Applying for a home loan can be a daunting experience. After finding your dream house and submitting all necessary documents, your application now rests in the hands of an underwriter. In this article, we’ll discuss how an underwriter can deny your home loan application and what you can do to avoid such a situation.
1. The Role of an Underwriter
An underwriter is a professional tasked with evaluating the risk of lending money to potential borrowers. They examine your credit history, income, and other factors to determine whether you’re a suitable candidate for a home loan. If an underwriter determines that you are a high-risk borrower, your application may be denied.
2. Top Reasons for Denial
Here are the top reasons why an underwriter might deny your home loan application:
- Poor Credit History: A low credit score or a history of late payments can be a major red flag. Lenders want to ensure that you can make your mortgage payments on time.
- Insufficient Income: If your income is not high enough to support the monthly mortgage payments, an underwriter may deny your application. This is usually assessed by calculating your debt-to-income ratio (DTI).
- Unstable Employment: A history of frequent job changes or gaps in employment can signal instability, which may lead to denial of your application.
- Incomplete Documentation: Missing or incomplete documentation, such as tax returns, pay stubs, or bank statements, can lead to denial.
- High Loan-to-Value Ratio (LTV): If you’re requesting a large loan compared to the value of the property, this may indicate a higher risk for the lender.
- Property Issues: The underwriter may deny your application if the property you want to purchase has unresolved issues like liens or structural damage.
3. How to Improve Your Chances
To increase the likelihood of your home loan application being approved, consider the following tips:
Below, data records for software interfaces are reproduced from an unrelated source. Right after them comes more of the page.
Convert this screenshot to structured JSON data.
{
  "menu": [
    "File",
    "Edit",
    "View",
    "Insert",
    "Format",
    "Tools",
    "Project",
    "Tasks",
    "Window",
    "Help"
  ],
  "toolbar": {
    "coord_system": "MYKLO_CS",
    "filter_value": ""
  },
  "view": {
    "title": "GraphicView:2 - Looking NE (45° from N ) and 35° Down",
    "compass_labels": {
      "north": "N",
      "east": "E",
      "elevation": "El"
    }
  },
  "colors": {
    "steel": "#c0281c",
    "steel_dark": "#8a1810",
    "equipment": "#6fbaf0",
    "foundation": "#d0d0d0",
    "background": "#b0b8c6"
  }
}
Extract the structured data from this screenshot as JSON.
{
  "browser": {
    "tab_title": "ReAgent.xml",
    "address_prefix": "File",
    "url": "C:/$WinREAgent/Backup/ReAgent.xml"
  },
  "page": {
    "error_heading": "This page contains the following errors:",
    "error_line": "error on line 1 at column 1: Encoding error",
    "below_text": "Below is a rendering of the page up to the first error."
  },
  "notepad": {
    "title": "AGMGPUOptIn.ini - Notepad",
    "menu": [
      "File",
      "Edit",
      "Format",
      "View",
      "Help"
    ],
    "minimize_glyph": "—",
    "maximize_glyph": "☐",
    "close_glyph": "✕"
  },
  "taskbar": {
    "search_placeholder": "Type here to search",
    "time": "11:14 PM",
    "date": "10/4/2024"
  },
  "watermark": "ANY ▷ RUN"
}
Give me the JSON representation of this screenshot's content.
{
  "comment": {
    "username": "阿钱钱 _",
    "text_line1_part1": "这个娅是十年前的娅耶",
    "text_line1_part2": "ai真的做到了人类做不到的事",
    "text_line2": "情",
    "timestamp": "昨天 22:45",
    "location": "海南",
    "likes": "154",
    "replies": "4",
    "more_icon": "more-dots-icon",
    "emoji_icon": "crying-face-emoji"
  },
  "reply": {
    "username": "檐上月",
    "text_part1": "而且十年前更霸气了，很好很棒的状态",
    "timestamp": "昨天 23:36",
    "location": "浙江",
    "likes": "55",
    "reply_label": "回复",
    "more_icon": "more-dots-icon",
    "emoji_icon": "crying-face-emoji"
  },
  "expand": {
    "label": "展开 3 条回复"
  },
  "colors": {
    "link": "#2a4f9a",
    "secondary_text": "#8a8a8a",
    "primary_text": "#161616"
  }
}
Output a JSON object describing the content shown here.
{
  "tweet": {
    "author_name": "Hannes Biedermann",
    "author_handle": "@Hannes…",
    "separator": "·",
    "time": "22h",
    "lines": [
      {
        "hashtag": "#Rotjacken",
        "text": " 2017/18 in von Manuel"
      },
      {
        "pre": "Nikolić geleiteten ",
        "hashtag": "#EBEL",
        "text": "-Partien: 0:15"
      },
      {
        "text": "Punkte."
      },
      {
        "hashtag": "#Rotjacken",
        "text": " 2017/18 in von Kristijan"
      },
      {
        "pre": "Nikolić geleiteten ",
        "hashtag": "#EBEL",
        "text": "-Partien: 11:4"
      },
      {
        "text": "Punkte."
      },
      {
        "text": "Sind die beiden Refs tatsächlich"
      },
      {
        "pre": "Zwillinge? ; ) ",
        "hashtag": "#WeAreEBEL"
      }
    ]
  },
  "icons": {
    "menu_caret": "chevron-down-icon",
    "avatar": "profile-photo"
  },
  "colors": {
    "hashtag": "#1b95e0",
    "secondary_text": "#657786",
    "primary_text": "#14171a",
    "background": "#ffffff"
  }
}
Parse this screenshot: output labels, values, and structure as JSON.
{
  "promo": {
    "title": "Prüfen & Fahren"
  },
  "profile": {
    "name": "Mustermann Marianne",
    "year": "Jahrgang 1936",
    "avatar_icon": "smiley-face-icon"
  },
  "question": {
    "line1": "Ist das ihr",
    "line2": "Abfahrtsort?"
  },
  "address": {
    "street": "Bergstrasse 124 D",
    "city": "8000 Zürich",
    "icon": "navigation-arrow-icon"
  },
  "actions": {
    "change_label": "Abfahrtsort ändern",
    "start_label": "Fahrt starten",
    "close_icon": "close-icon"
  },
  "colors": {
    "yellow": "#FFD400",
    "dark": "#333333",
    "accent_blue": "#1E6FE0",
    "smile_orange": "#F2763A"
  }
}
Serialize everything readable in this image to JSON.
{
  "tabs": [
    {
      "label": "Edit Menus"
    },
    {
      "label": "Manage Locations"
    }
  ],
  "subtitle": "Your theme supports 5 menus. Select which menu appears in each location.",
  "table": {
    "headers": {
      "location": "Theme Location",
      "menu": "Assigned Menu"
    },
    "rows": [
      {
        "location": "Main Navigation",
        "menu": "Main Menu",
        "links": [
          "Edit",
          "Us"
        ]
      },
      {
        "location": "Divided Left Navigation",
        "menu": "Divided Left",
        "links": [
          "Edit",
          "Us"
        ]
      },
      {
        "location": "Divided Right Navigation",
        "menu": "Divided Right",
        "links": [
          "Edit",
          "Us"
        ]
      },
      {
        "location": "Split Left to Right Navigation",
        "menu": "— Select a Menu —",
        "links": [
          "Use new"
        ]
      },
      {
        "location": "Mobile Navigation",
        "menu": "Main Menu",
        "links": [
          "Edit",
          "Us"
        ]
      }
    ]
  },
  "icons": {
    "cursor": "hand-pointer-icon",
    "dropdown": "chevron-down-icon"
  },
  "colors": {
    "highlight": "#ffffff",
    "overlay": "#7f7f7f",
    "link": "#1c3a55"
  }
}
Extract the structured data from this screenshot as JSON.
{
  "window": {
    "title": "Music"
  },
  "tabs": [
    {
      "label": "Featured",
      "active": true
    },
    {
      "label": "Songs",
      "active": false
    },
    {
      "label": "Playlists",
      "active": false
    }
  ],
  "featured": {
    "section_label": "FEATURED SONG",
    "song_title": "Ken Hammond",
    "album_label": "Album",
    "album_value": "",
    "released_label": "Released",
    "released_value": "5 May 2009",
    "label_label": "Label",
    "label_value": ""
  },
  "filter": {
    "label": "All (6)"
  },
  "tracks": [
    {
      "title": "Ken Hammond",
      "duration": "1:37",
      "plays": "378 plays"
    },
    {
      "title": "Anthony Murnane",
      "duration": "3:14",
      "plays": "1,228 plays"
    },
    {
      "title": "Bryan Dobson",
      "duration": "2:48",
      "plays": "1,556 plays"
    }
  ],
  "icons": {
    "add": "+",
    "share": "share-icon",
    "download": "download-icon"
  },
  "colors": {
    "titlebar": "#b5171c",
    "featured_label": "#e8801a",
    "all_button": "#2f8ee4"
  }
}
- Improve Your Credit Score: Pay your bills on time, reduce outstanding debt, and avoid applying for new credit.
- Decrease Your DTI Ratio: Pay down existing debt or increase your income to improve your DTI ratio.
- Maintain Stable Employment: Try to avoid job changes or gaps in employment while applying for a mortgage.
- Provide Complete Documentation: Ensure you submit all required documentation to avoid delays or denial.
- Save for a Larger Down Payment: A larger down payment can lower your LTV ratio and make you a more attractive borrower.
- Address Property Issues: Work with the seller to resolve any property issues before applying for a mortgage.
Understanding the factors that can lead to a denied home loan application is crucial to avoiding disappointment. By being proactive and addressing the issues mentioned above, you can significantly increase your chances of being approved for a mortgage. Remember, a little research and preparation can go a long way in helping you secure your dream home.